Further, most studies are likely to use child anthropometric measures as proxy for child growth despite the plurality of elements that interact to shape healthy growth functionings.
All in all, current measures for child poverty and child wellbeing do not capture the complexity of child’s experience, thus new ideas, new methodologies, new measures as well as refined interpreted frameworks are welcomed in order to secure the rights of all children.
This panel titled “Methodological and conceptual challenges in developing child and youth capabilities measures” consists in four papers tackling the aforementioned issues from different perspectives: the first paper proposes a new framework and a matrix of variables to assess early childhood growth based on the capability approach; the second paper draws on the theoretical model discussed in paper 1 and applies it on the Indian Demographic and Health Survey; the third paper analyzes time allocation as a type of capability using a multidimensional index that assesses the opportunities and functionings of the youth population as a proxy of their freedom in Chile; the fourth paper analyses what are the dynamic impacts of children’s' disadvantages in early periods on their capabilities later in life with a specific focus on contextual factors and on children living in poorer households.
All in all, these four papers, by discussing both theoretical and empirical issues, aim to bring new knowledge about child and youth capabilities’ measures and to contribute to develop better policies.
Biggeri, M. - Ballet, J.B. - Comim, F. (eds), (2011),Children and the Capability Approach, New York, Palgrave Macmillan.
Bronfenbrenner, U., & Morris, P. A. (1998). The ecology of developmental processes
de Neubourg, C., Chai, J., de Milliano, M., Plavgo, I. and Wei, Z. (2012). Step-by-step Guidelines to the Multiple Overlapping Deprivation Analysis (MODA), Innocenti Working Paper 2012-10, UNICEF Office of Research, Florenc
Foster, J.E. - Handy, C., 2008 External Capabilities, in K. Basu - R. Kanbur (eds), Arguments for a Better World: Essays in Honor of Amartya Sen, vol. I, Oxford, Oxford University Press, pp. 362-374.
Gordon, D., S. Nandy, C. Pantazis, S. Pemberton and P. Townsend. (2003) Child Poverty in the Developing World, Policy Press: Bristol
Newhouse, D., P. Suarez Becerra and M. Evans, Martin. 2016. “New estimates of extreme poverty for children. Policy Research working paper” WPS 7845. Washington, D.C.: World Bank Group.
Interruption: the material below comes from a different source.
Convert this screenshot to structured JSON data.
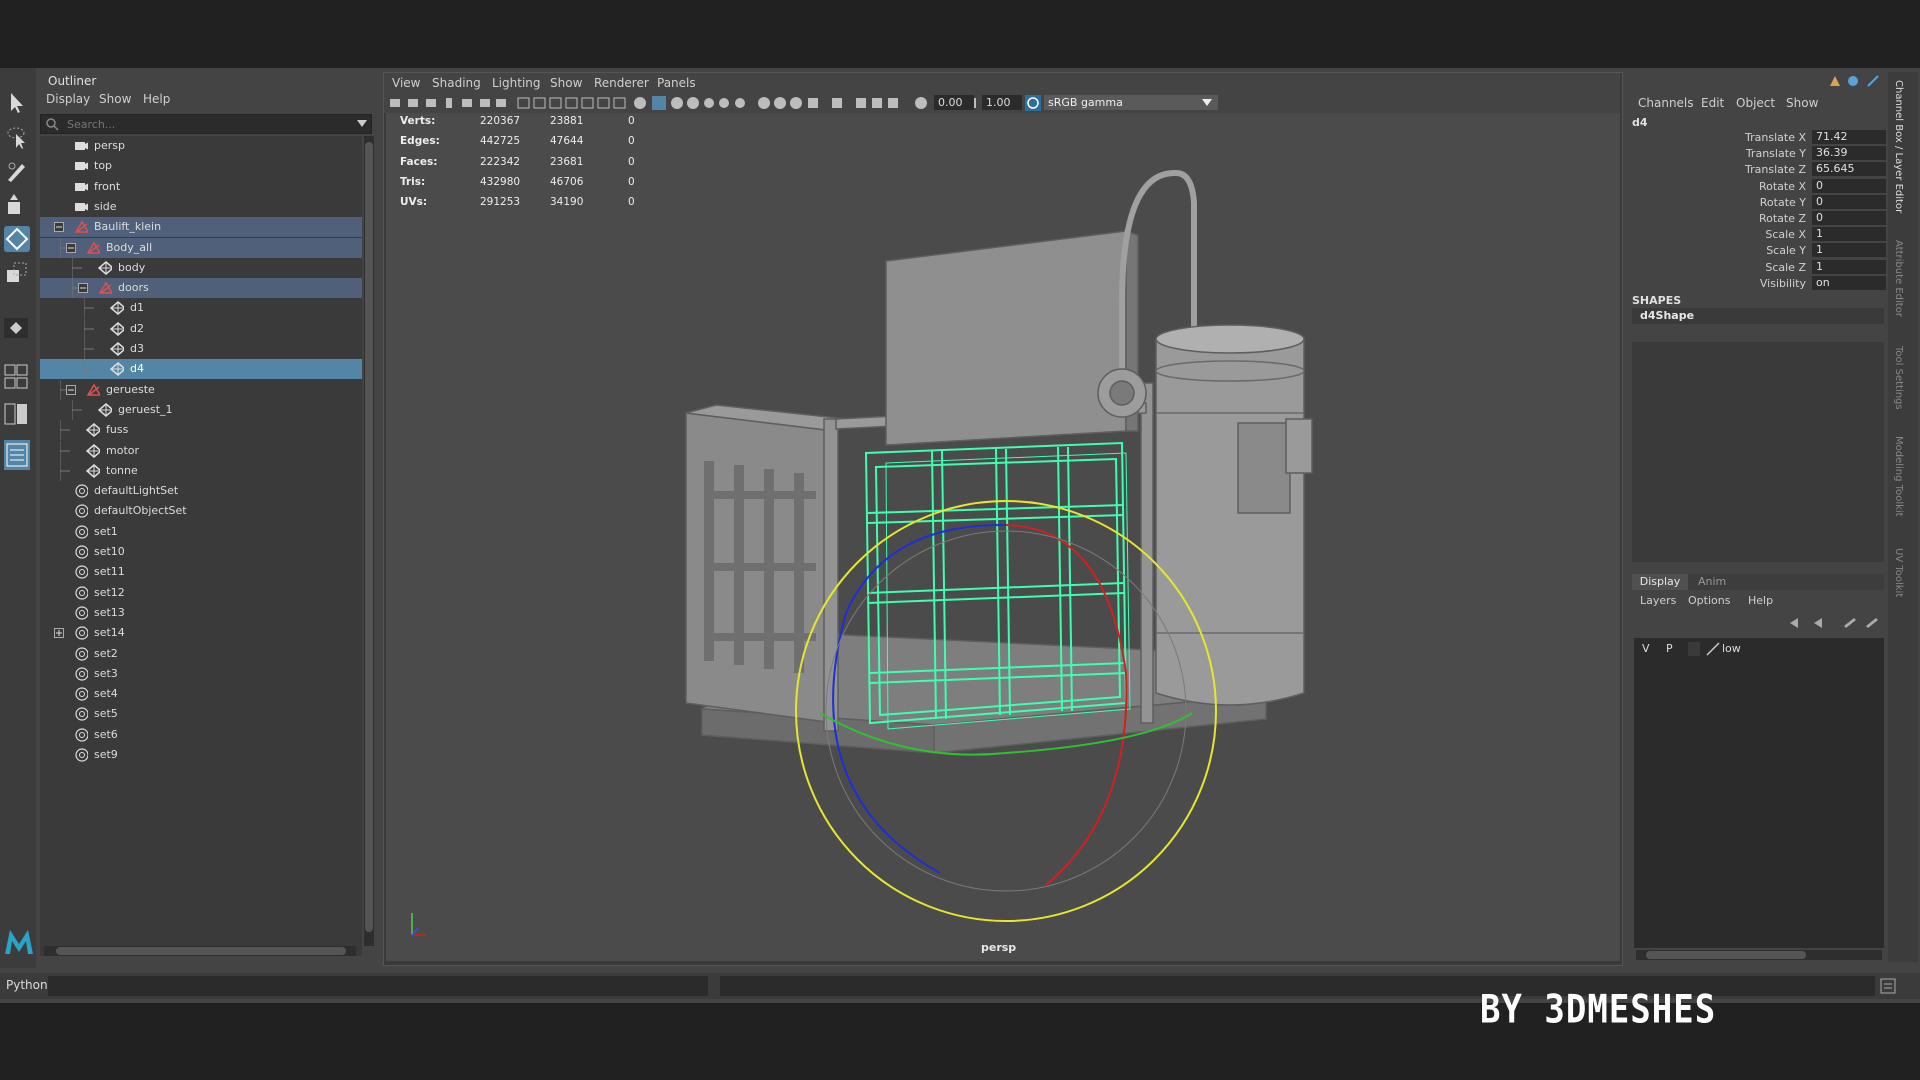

Roelen, K., Gassmann, F. and de Neubourg, C. (2010). Child Poverty in Vietnam: Providing insights using
a country-specific and multidimensional model, Social Indicators Research, 98(1), 129–145.